Johns Hopkins Medicine scientists have used glowing chemicals and other techniques to create a 3D map of the blood vessels and self-renewing “stem” cells that line and penetrate a mouse skull. The map provides precise locations of blood vessels and stem cells that scientists could eventually use to repair wounds and generate new bone and tissue in the skull.
“We need to see what’s happening inside the skull, including the relative locations of blood vessels and cells and how their organization changes during injury and over time,” says Warren Grayson, professor of biomedical engineering and director of the Laboratory for Craniofacial and Orthopaedic Tissue Engineering at the Johns Hopkins University School of Medicine. His lab focuses on developing biomaterials and transplanting stem cells into the skull to re-create missing bone tissue.

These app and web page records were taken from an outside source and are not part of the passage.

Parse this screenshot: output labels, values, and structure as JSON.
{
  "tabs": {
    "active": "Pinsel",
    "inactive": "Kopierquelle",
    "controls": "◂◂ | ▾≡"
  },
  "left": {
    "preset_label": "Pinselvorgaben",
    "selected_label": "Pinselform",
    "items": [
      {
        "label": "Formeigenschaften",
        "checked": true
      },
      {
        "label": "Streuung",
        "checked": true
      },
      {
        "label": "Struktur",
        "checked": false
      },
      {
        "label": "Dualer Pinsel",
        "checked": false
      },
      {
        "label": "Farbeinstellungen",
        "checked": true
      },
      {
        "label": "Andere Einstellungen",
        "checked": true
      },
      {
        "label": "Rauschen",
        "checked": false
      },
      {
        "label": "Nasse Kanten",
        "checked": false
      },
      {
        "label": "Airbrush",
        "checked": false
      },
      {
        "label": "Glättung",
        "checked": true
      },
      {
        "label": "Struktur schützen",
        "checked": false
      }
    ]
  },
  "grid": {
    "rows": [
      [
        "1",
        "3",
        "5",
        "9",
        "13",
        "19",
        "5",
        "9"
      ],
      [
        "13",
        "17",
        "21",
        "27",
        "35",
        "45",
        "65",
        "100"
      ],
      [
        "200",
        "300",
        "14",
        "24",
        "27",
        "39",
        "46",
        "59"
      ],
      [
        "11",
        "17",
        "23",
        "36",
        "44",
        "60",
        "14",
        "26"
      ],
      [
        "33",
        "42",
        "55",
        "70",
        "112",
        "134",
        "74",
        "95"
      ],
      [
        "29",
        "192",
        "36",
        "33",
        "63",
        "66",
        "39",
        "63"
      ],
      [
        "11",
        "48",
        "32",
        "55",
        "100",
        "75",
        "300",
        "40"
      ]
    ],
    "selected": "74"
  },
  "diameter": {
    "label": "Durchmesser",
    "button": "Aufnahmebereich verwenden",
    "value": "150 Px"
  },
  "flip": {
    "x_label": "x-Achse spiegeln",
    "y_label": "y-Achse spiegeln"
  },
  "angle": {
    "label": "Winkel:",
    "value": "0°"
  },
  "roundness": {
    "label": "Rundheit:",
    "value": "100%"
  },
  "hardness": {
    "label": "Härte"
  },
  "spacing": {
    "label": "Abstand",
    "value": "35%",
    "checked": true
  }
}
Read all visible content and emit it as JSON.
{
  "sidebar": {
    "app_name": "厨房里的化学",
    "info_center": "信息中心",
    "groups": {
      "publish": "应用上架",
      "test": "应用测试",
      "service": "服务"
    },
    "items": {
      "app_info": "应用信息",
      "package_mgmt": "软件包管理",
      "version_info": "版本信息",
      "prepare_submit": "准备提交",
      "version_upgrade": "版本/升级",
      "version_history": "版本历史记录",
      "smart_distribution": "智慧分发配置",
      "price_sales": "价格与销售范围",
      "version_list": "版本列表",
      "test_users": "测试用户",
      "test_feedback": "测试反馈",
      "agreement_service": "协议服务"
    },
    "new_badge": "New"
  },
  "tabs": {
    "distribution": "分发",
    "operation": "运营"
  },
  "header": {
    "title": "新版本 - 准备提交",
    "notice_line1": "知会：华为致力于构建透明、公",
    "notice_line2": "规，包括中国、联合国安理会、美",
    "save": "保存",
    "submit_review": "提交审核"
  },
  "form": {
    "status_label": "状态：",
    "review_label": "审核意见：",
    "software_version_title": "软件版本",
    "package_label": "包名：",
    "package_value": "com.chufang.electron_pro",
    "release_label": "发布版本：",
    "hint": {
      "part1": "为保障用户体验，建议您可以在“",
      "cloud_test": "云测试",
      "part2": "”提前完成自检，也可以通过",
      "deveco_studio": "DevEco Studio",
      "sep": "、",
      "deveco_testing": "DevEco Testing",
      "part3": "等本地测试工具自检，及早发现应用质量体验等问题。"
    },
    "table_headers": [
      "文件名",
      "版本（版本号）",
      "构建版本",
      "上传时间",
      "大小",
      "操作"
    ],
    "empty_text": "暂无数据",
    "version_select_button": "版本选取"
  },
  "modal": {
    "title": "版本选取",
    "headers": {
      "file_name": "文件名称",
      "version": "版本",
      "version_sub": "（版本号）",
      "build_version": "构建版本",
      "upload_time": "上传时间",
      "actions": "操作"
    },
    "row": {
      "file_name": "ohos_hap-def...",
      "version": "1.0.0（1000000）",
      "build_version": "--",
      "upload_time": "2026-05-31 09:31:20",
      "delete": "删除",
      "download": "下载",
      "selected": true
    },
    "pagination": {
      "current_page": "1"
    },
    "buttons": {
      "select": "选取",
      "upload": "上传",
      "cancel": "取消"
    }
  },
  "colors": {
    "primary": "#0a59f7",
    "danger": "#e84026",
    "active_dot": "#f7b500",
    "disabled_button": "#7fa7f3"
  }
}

Other scientists have provided maps of small portions of blood vessels and stem cells in the mouse skull. “However, a larger picture of the skull gives us a better understanding of the entire vasculature and distribution of different stem cell types,” says Alexandra Rindone, graduate student at the Johns Hopkins University School of Medicine and first author of the paper.